[[7]] J.B. Ward-Perkins, cited by Small [3] 224.

[[8]] M. Lyttleton, Baroque Architecture in Classical Antiquity (London 1974); cf. Small [3] 224.

[[9]] See my remarks in 'The "Problem" with Nude Honorific Statuary and Portraits in Late Republican and Augustan Rome', Greece and Rome (1998) 45- 69 (esp. 54f.).

[[10]] R. Tomlinson, From Mycenae to Constantinople (London 1992) (contains useful chapters on the building history of Rome, Pompeii, Leptis Magna and Palmyra).

[[11]] K.D. White, Greek and Roman Technology (London 1984).

[[12]] W.A. Macdonald, The Architecture of the Roman Empire, Vol. I: An Introductory Study (rev. ed., London, 1982); Vol. II: An Urban Appraisal (New Haven 1986).

[[13]] I.M. Barton (ed.), Roman Public Buildings (Exeter 1989).

[[14]] A.T. Hodge, Roman Aqueducts and Water Supply (London 1989); P.J. Aicher, Guide to the Aqueducts of Ancient Rome (Wauconda, Illinois 1995). See my review in Prudentia 28.2 (1996) 45-47.

[[15]] P. Davies, D. Hemsoll, & M. Wilson Jones, 'The Pantheon: Triumph of Rome or Triumph of Compromise?' Art History 10.2 (June 1987); P. Godfrey, D. Hemsoll, 'The Pantheon: Temple or Rotunda?' in M. Henig and A. King (edd.), Pagan Gods and Shrines in the Roman Empire (Oxford University Committee for Archaeology 1986).

[[16]] Frank E. Brown, Roman Architecture (London 1968).

[[17]] L. Richardson Jr., Pompeii, an Architectural History (Baltimore 1988).

[[18]] J.R. Clarke, The Houses of Roman Italy: Ritual, Space and Decoration (Oxford 1991).

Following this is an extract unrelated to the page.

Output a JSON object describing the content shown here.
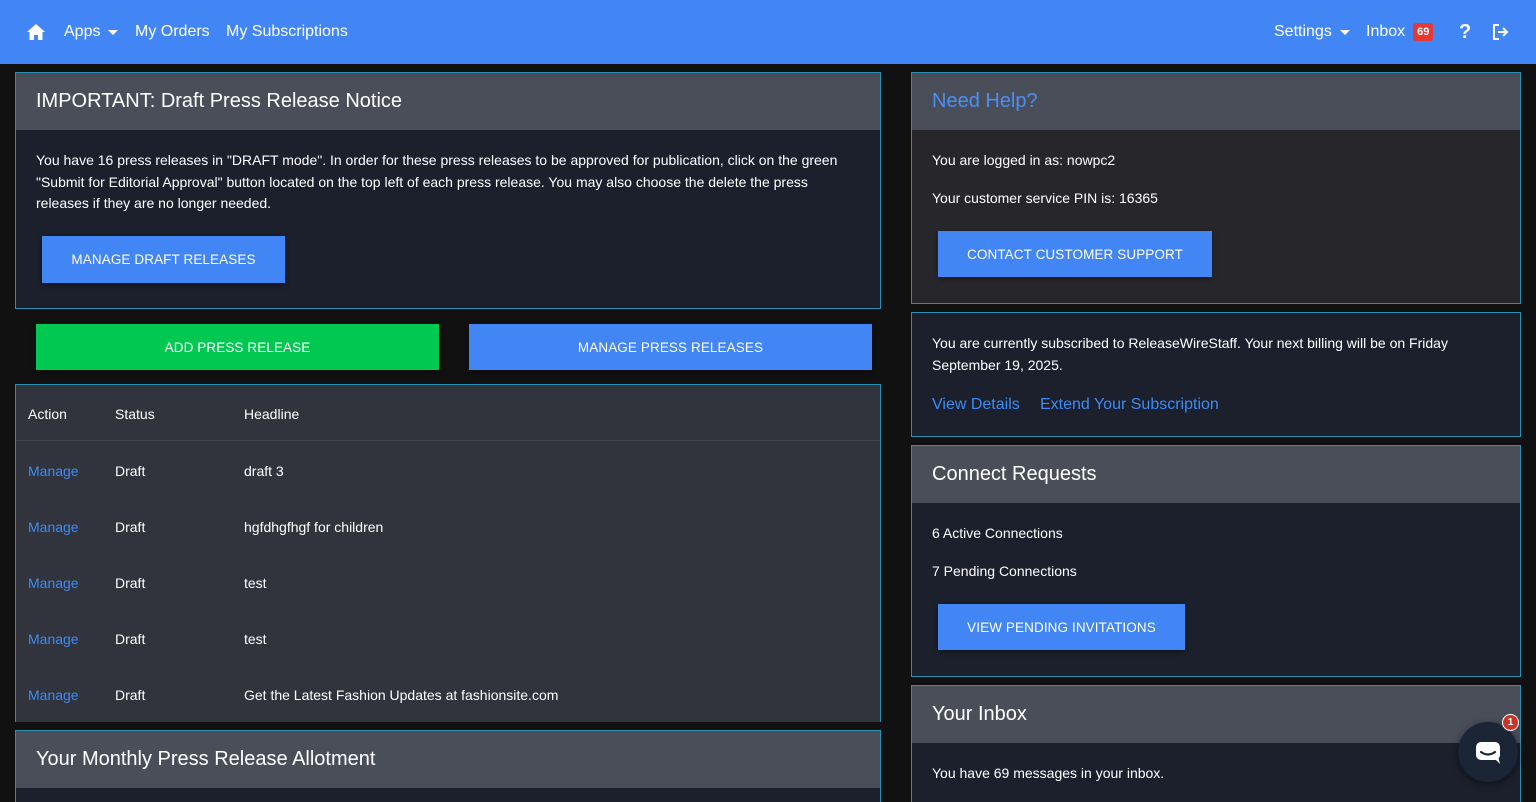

[[19]] R. Ling, 'A New Look at Pompeii', in Barry Cunliffe (ed.), Origins (London 1987); A. Wallace-Hadrill, Houses and Society in Pompeii and Herculaneum (Princeton 1994). See my review in Prudentia 28.1 (1996) 77-83.